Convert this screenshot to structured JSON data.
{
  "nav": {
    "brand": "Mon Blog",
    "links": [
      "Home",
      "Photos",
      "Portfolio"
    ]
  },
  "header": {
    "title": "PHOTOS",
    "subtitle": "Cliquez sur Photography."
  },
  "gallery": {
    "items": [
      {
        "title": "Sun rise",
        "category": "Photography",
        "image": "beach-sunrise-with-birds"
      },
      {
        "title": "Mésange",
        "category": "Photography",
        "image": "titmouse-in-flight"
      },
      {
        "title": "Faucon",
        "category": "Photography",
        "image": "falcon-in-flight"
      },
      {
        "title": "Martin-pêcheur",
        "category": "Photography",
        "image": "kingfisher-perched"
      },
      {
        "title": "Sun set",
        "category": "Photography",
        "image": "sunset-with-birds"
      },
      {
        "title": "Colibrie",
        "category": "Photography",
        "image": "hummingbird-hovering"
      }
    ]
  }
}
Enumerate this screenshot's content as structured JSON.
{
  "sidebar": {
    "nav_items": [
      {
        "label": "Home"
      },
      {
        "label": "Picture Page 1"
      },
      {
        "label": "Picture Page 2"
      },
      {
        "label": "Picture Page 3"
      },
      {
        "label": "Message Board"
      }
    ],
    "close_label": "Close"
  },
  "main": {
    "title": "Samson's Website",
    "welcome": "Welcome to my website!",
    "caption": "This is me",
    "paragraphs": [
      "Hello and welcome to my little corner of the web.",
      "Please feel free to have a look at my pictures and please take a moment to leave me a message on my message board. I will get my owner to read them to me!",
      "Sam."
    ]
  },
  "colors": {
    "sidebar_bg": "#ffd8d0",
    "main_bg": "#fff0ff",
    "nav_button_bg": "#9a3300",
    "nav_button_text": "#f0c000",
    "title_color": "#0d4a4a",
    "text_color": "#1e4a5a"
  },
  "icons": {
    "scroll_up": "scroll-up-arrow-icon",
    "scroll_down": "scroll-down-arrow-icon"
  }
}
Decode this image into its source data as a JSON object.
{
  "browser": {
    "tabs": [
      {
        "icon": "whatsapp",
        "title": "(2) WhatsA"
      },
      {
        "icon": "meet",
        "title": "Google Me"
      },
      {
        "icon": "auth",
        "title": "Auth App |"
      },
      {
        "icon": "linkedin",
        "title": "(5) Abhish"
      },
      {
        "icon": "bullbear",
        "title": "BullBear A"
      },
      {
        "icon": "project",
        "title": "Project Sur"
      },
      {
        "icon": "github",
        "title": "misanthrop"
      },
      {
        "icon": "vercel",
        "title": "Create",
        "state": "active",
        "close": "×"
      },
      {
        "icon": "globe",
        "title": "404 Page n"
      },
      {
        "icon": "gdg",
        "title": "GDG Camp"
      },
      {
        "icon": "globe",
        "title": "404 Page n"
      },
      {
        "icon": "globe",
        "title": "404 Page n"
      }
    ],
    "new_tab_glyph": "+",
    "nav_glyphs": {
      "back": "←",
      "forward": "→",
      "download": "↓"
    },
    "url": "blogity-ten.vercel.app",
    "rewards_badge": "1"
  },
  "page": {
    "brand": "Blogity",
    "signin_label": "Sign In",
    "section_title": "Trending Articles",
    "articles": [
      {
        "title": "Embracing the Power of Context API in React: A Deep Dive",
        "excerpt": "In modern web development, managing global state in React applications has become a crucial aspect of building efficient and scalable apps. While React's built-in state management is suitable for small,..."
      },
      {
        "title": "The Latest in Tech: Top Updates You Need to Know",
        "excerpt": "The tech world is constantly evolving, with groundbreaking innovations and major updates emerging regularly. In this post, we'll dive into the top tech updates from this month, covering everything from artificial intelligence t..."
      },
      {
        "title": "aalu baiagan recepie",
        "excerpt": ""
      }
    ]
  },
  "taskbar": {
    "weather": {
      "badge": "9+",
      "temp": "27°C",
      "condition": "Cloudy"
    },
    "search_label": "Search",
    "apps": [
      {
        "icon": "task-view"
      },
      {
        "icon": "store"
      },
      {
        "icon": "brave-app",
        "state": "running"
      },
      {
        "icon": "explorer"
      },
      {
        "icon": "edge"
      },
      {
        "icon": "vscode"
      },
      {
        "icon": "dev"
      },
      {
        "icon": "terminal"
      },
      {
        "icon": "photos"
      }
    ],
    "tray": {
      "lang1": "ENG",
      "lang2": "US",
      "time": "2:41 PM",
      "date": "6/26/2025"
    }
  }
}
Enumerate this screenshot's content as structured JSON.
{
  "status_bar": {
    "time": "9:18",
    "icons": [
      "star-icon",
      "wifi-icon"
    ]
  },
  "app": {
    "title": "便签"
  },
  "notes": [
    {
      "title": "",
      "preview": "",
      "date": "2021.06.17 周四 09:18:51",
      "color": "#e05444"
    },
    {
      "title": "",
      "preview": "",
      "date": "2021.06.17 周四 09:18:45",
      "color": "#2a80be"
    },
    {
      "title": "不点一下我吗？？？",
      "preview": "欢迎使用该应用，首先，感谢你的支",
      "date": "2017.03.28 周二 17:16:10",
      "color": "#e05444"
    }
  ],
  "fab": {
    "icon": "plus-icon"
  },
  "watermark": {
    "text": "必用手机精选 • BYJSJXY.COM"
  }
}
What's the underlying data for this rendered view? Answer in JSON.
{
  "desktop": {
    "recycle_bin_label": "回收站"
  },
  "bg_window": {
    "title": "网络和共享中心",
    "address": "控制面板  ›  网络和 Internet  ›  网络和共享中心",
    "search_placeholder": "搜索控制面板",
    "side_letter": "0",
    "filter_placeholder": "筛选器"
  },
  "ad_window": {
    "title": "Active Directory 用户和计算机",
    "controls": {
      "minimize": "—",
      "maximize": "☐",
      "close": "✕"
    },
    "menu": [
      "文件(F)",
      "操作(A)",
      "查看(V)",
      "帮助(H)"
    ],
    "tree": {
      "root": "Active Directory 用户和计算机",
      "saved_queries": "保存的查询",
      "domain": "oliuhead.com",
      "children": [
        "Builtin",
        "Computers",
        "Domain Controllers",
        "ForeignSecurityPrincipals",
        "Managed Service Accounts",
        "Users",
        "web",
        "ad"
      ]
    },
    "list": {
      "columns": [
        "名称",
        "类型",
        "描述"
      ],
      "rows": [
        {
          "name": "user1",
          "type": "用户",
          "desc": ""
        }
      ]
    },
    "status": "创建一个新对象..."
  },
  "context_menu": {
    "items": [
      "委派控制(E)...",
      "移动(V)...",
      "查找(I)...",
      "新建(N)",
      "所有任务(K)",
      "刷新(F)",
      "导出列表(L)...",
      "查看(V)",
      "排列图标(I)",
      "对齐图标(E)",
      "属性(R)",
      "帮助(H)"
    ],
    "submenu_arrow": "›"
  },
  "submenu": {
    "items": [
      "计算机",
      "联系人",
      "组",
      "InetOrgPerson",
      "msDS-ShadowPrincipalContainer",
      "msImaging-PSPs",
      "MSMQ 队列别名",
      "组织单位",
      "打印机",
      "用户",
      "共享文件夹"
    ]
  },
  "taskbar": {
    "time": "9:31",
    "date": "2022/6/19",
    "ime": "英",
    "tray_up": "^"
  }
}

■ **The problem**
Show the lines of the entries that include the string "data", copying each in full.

■ **Response for this exercise**
Convert this screenshot to structured JSON data.
Decode this image into its source data as a JSON object.
What's the underlying data for this rendered view? Answer in JSON.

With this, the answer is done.